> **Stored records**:
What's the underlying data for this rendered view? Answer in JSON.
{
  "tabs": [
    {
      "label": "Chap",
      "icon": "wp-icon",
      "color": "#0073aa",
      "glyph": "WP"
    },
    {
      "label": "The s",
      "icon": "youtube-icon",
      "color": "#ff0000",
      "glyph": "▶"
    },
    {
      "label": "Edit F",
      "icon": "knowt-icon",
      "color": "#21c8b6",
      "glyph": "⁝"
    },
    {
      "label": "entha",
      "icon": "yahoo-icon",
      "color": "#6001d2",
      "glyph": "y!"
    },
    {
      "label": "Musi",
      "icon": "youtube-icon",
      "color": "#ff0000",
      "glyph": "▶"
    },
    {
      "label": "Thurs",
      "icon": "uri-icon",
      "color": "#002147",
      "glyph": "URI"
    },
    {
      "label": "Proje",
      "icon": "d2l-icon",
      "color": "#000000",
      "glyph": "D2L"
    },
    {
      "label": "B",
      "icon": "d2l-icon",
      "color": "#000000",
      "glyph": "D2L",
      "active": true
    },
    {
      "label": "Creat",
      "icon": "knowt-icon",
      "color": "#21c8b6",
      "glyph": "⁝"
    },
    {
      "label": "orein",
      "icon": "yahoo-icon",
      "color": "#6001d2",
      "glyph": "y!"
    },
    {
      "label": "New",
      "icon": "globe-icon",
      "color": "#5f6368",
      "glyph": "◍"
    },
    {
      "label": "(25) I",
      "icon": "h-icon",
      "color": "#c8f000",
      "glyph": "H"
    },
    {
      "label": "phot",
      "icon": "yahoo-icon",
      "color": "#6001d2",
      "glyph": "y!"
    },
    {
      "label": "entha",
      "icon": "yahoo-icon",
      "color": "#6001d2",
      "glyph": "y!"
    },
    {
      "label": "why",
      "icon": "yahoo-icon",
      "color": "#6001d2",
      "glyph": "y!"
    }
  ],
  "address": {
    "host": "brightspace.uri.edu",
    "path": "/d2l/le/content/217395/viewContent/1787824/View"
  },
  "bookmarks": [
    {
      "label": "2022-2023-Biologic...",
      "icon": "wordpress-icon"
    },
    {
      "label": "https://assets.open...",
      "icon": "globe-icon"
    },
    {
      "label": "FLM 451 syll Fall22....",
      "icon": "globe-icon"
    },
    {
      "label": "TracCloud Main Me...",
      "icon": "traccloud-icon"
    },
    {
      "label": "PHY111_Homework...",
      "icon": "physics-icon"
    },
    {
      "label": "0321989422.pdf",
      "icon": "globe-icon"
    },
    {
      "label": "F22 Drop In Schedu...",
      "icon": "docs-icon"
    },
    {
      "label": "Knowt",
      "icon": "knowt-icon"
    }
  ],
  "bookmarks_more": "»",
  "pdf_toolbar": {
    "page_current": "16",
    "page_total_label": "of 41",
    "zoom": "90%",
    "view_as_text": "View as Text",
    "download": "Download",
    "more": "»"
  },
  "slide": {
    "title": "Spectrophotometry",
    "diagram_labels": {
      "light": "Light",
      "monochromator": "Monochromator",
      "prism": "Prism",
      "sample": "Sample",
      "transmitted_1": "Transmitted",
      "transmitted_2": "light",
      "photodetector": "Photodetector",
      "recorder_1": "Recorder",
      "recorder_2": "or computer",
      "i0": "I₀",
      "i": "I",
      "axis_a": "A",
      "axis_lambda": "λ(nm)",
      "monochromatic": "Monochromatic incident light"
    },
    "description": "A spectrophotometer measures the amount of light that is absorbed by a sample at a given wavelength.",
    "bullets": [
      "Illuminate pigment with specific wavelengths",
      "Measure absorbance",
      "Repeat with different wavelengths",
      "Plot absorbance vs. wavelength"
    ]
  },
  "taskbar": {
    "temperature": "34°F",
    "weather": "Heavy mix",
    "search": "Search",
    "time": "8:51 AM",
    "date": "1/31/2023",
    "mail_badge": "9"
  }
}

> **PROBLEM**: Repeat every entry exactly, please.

> **EXERCISE RESULT**:
What's the underlying data for this rendered view? Answer in JSON.
{
  "tabs": [
    {
      "label": "Chap",
      "icon": "wp-icon",
      "color": "#0073aa",
      "glyph": "WP"
    },
    {
      "label": "The s",
      "icon": "youtube-icon",
      "color": "#ff0000",
      "glyph": "▶"
    },
    {
      "label": "Edit F",
      "icon": "knowt-icon",
      "color": "#21c8b6",
      "glyph": "⁝"
    },
    {
      "label": "entha",
      "icon": "yahoo-icon",
      "color": "#6001d2",
      "glyph": "y!"
    },
    {
      "label": "Musi",
      "icon": "youtube-icon",
      "color": "#ff0000",
      "glyph": "▶"
    },
    {
      "label": "Thurs",
      "icon": "uri-icon",
      "color": "#002147",
      "glyph": "URI"
    },
    {
      "label": "Proje",
      "icon": "d2l-icon",
      "color": "#000000",
      "glyph": "D2L"
    },
    {
      "label": "B",
      "icon": "d2l-icon",
      "color": "#000000",
      "glyph": "D2L",
      "active": true
    },
    {
      "label": "Creat",
      "icon": "knowt-icon",
      "color": "#21c8b6",
      "glyph": "⁝"
    },
    {
      "label": "orein",
      "icon": "yahoo-icon",
      "color": "#6001d2",
      "glyph": "y!"
    },
    {
      "label": "New",
      "icon": "globe-icon",
      "color": "#5f6368",
      "glyph": "◍"
    },
    {
      "label": "(25) I",
      "icon": "h-icon",
      "color": "#c8f000",
      "glyph": "H"
    },
    {
      "label": "phot",
      "icon": "yahoo-icon",
      "color": "#6001d2",
      "glyph": "y!"
    },
    {
      "label": "entha",
      "icon": "yahoo-icon",
      "color": "#6001d2",
      "glyph": "y!"
    },
    {
      "label": "why",
      "icon": "yahoo-icon",
      "color": "#6001d2",
      "glyph": "y!"
    }
  ],
  "address": {
    "host": "brightspace.uri.edu",
    "path": "/d2l/le/content/217395/viewContent/1787824/View"
  },
  "bookmarks": [
    {
      "label": "2022-2023-Biologic...",
      "icon": "wordpress-icon"
    },
    {
      "label": "https://assets.open...",
      "icon": "globe-icon"
    },
    {
      "label": "FLM 451 syll Fall22....",
      "icon": "globe-icon"
    },
    {
      "label": "TracCloud Main Me...",
      "icon": "traccloud-icon"
    },
    {
      "label": "PHY111_Homework...",
      "icon": "physics-icon"
    },
    {
      "label": "0321989422.pdf",
      "icon": "globe-icon"
    },
    {
      "label": "F22 Drop In Schedu...",
      "icon": "docs-icon"
    },
    {
      "label": "Knowt",
      "icon": "knowt-icon"
    }
  ],
  "bookmarks_more": "»",
  "pdf_toolbar": {
    "page_current": "16",
    "page_total_label": "of 41",
    "zoom": "90%",
    "view_as_text": "View as Text",
    "download": "Download",
    "more": "»"
  },
  "slide": {
    "title": "Spectrophotometry",
    "diagram_labels": {
      "light": "Light",
      "monochromator": "Monochromator",
      "prism": "Prism",
      "sample": "Sample",
      "transmitted_1": "Transmitted",
      "transmitted_2": "light",
      "photodetector": "Photodetector",
      "recorder_1": "Recorder",
      "recorder_2": "or computer",
      "i0": "I₀",
      "i": "I",
      "axis_a": "A",
      "axis_lambda": "λ(nm)",
      "monochromatic": "Monochromatic incident light"
    },
    "description": "A spectrophotometer measures the amount of light that is absorbed by a sample at a given wavelength.",
    "bullets": [
      "Illuminate pigment with specific wavelengths",
      "Measure absorbance",
      "Repeat with different wavelengths",
      "Plot absorbance vs. wavelength"
    ]
  },
  "taskbar": {
    "temperature": "34°F",
    "weather": "Heavy mix",
    "search": "Search",
    "time": "8:51 AM",
    "date": "1/31/2023",
    "mail_badge": "9"
  }
}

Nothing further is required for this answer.